I’ll round off with a picture of where most of the important conversations were had today:
My series of weekly videos, in lack of a better name called daniel weekly, reached episode 35 today. I’m celebrating this fact by also adding an RSS-feed for those of you who prefer to listen to me in an audio-only version.
As an avid podcast listener myself, I can certainly see how this will be a better fit to some. Most of these videos are just me talking anyway so losing the visual shouldn’t be much of a problem.
A typical episode
I talk about what I work on in my open source projects, which means a lot of curl stuff and occasional stuff from my work on Firefox for Mozilla. I also tend to mention events I attend and HTTP/networking developments I find interesting and grab my attention. Lots of HTTP/2 talk for example. I only ever express my own personal opinions.
It is generally an extremely geeky and technical video series.
Every week I mention a (curl) “bug of the week” that allows me to joke or rant about the bug in question or just mention what it is about. In episode 31 I started my “command line options of the week” series in which I explain one or a few curl command line options with some amount of detail.
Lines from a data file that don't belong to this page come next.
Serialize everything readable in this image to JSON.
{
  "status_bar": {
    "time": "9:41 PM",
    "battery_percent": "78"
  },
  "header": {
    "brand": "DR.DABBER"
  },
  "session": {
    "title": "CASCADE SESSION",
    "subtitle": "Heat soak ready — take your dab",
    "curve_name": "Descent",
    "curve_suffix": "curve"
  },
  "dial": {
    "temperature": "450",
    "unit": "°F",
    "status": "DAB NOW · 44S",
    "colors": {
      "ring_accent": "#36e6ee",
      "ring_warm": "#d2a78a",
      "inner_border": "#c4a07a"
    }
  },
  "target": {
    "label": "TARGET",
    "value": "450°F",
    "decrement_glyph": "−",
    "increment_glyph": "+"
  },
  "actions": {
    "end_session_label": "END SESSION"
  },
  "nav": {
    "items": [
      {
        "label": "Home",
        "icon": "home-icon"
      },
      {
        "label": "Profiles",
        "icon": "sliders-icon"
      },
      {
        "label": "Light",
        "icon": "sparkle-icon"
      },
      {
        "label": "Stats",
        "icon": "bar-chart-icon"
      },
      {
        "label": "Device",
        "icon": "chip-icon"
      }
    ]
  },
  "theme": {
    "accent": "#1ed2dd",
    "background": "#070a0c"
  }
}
There are over 170 options so the series is bound to continue for a while. I’ve explained ten options so far.
I’ve set a limit for myself and I make an effort to keep the episodes shorter than 20 minutes. I’ve not succeed every time.
The 35 episodes have been viewed over 17,000 times in total. Episode two is the most watched individual one with almost 1,500 views.
Right now, my channel has 190 subscribers.
The top-3 countries that watch my videos: USA, Sweden and UK.
Share of viewers that are female: 3.7%